Until the plan to host matches in this area of South Africa, the region didn’t have a stadium that met international criteria and the construction of the venue will provide the local people with a venue they can be proud of. One of the smaller venues that will be used in the finals, it will have a capacity of just over 40,000 and is expected to host group stage and round of 16 matches.
Royal Bafokeng Sports Palace
Located 12km from the city centre of Rustenburg, the Royal Bafokeng Sports Palace only needs to undergo a few minor changes to comply with FIFA standards. Named after the Bafokeng people who inhabit the area, the stadium was originally built as a venue for hosting the 1995 Rugby World Cup but since then has become more synonymous with football. Once the upgrades have been completed the Royal Bafokeng Sports Palace will have a capacity of 42,000.
Loftus Versfeld Stadium

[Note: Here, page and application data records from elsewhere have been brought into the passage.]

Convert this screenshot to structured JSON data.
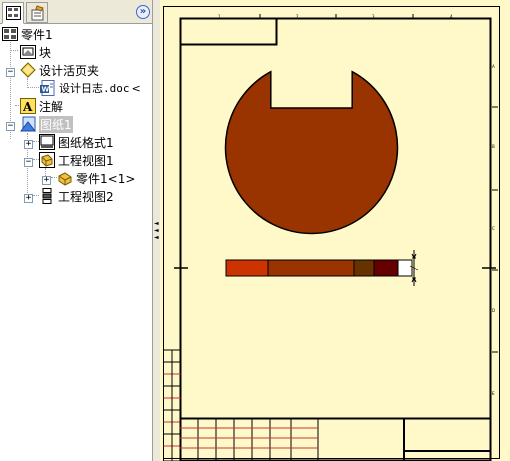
{
  "panel": {
    "tabs": [
      {
        "name": "feature-tree",
        "icon": "feature-tree-icon",
        "active": true
      },
      {
        "name": "properties",
        "icon": "properties-icon",
        "active": false
      }
    ],
    "expand_symbol": "»"
  },
  "tree": {
    "root": {
      "label": "零件1",
      "icon": "part-icon"
    },
    "items": [
      {
        "label": "块",
        "icon": "block-icon"
      },
      {
        "label": "设计活页夹",
        "icon": "design-binder-icon",
        "expanded": true
      },
      {
        "label": "设计日志.doc  ",
        "icon": "word-document-icon"
      },
      {
        "label": "注解",
        "icon": "annotation-icon"
      },
      {
        "label": "图纸1",
        "icon": "sheet-icon",
        "expanded": true,
        "selected": true
      },
      {
        "label": "图纸格式1",
        "icon": "sheet-format-icon",
        "expanded": false
      },
      {
        "label": "工程视图1",
        "icon": "drawing-view-icon",
        "expanded": true
      },
      {
        "label": "零件1<1>",
        "icon": "part-instance-icon",
        "expanded": false
      },
      {
        "label": "工程视图2",
        "icon": "drawing-view-icon",
        "expanded": false
      }
    ],
    "expander_plus": "+",
    "expander_minus": "−"
  },
  "splitter": {
    "arrows": "◄◄◄"
  },
  "drawing": {
    "background_color": "#fff8c8",
    "part_color": "#993300",
    "zone_letters": [
      "A",
      "B",
      "C",
      "D",
      "E"
    ],
    "zone_numbers": [
      "1",
      "2",
      "3",
      "4"
    ],
    "section_view_segment_colors": [
      "#cc3300",
      "#993300",
      "#993300",
      "#663300",
      "#660000",
      "#ffffff"
    ]
  }
}
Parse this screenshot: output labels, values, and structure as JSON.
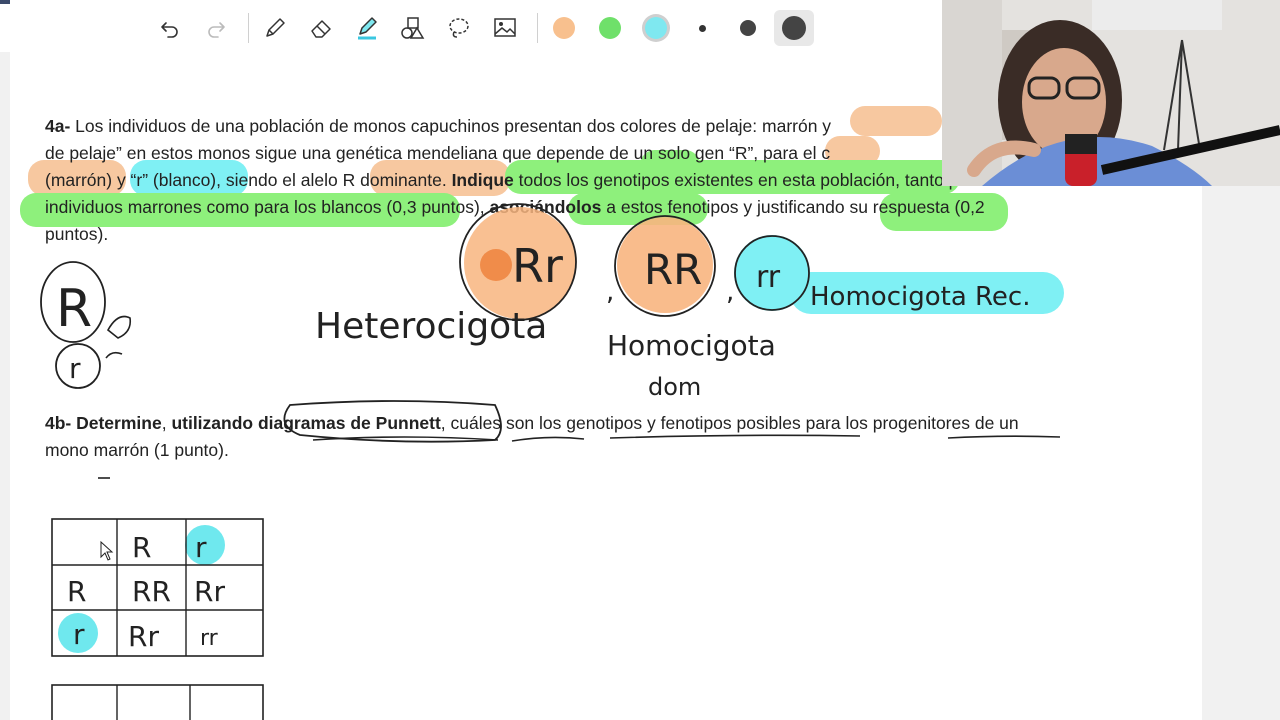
{
  "toolbar": {
    "tools": [
      "undo-icon",
      "redo-icon",
      "pen-icon",
      "eraser-icon",
      "highlighter-icon",
      "shapes-icon",
      "lasso-icon",
      "image-icon"
    ],
    "colors": [
      "#f8c08e",
      "#6fe06a",
      "#7fe8f0"
    ],
    "sizes": [
      "small",
      "medium",
      "large"
    ]
  },
  "q4a": {
    "label": "4a-",
    "line1": " Los individuos de una población de monos capuchinos presentan dos colores de pelaje: marrón y",
    "line2": "de pelaje” en estos monos sigue una genética mendeliana que depende de un solo gen “R”, para el c",
    "line3_a": "(marrón) y “r” (blanco), siendo el alelo R dominante. ",
    "line3_bold": "Indique",
    "line3_b": " todos los genotipos existentes en esta población, tanto para los",
    "line4_a": "individuos marrones como para los blancos (0,3 puntos), ",
    "line4_bold": "asociándolos",
    "line4_b": " a estos fenotipos y justificando su respuesta (0,2",
    "line5": "puntos)."
  },
  "q4b": {
    "label": "4b- Determine",
    "sep": ", ",
    "bold": "utilizando diagramas de Punnett",
    "rest": ", cuáles son los genotipos y fenotipos posibles para los progenitores de un",
    "line2": "mono marrón (1 punto)."
  },
  "handwriting": {
    "g1": "Rr",
    "g2": "RR",
    "g3": "rr",
    "heterocigota": "Heterocigota",
    "homocigota": "Homocigota",
    "dom": "dom",
    "homocigota_rec": "Homocigota Rec.",
    "allele_big": "R",
    "allele_small": "r"
  },
  "punnett": {
    "top": [
      "",
      "R",
      "r"
    ],
    "rows": [
      [
        "R",
        "RR",
        "Rr"
      ],
      [
        "r",
        "Rr",
        "rr"
      ]
    ]
  }
}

The Loftus Versfeld Stadium is located in Pretoria, the administrative and de facto capital city of South Africa. Originally built in 1923, with a capacity of only 2000, the ground has undergone a number of renovations over the years as it has developed into a high class sporting facility capable of hosting international events.
Named after Robert Owen Loftus Versfeld, who founded organised sports in Pretoria, the famous old ground has been renamed on several occasions as a result of sponsorship but was returned to its original moniker in 2005 when mobile phone giants Vodacom, purchased the rights but wanted to recognise the work done by Versfeld. For the 2010 finals, the stadium only needs to undergo minor changes and this will result in a total capacity of around 52,000 an increase of 7,000 seats.
Peter Mokaba Stadium
The city of Polokwane is building a new stadium for the 2010 finals that will be situated at the Peter Mokaba Sports Complex. Located in the Limpopo province of South Africa, it is fitting that a new venue is being constructed in the area of the country that has the most registered players. Sitting 5km from the city centre, upon its completion, the stadium will have a capacity of 45,000. The complex upon which the ground will sit is named after political activist, Peter Mokaba, who was a prominent figure during the apartheid era in South Africa.
The Nelson Mandela Bay Stadium
Named after the inspirational former leader of South Africa, the newly built stadium will be located in the city of Port Elizabeth. Before the finals were awarded to South Africa, there was no designated football stadium in PE, as it is called by the locals, which gave the South African Football Association the chance to build a new, top class facility in the football mad area. Despite not having their own Premier League team to follow, the locals turn out in great numbers when Premier League matches are hosted in the city. Being constructed on the shores of North End Lake, the stadium will have a capacity of around 50,000.
Free State Stadium
The Free State Stadium, also known as the Vodacom Park Stadium is located in the city of Bloemfontein. Used for both football and rugby, the ground plays host to three tenants. For football it is used by Bloemfontein Celtic as one of their home venues and in rugby union it is home for the Free State Cheetahs, who play domestic rugby in South Africa, and the Central Cheetahs who are one of South Africa’s representatives in the Super 14 tournament.
Named after the province in which it is located, the stadium hosted matches in the 1995 Rugby World Cup and the 1996 African Cup of Nations. Scheduled to be used as a venue for the 2009 Confederations Cup, the stadium is undergoing an expensive refurbishment which will see capacity increased to 48,000 as well as having the overall facilities greatly improved.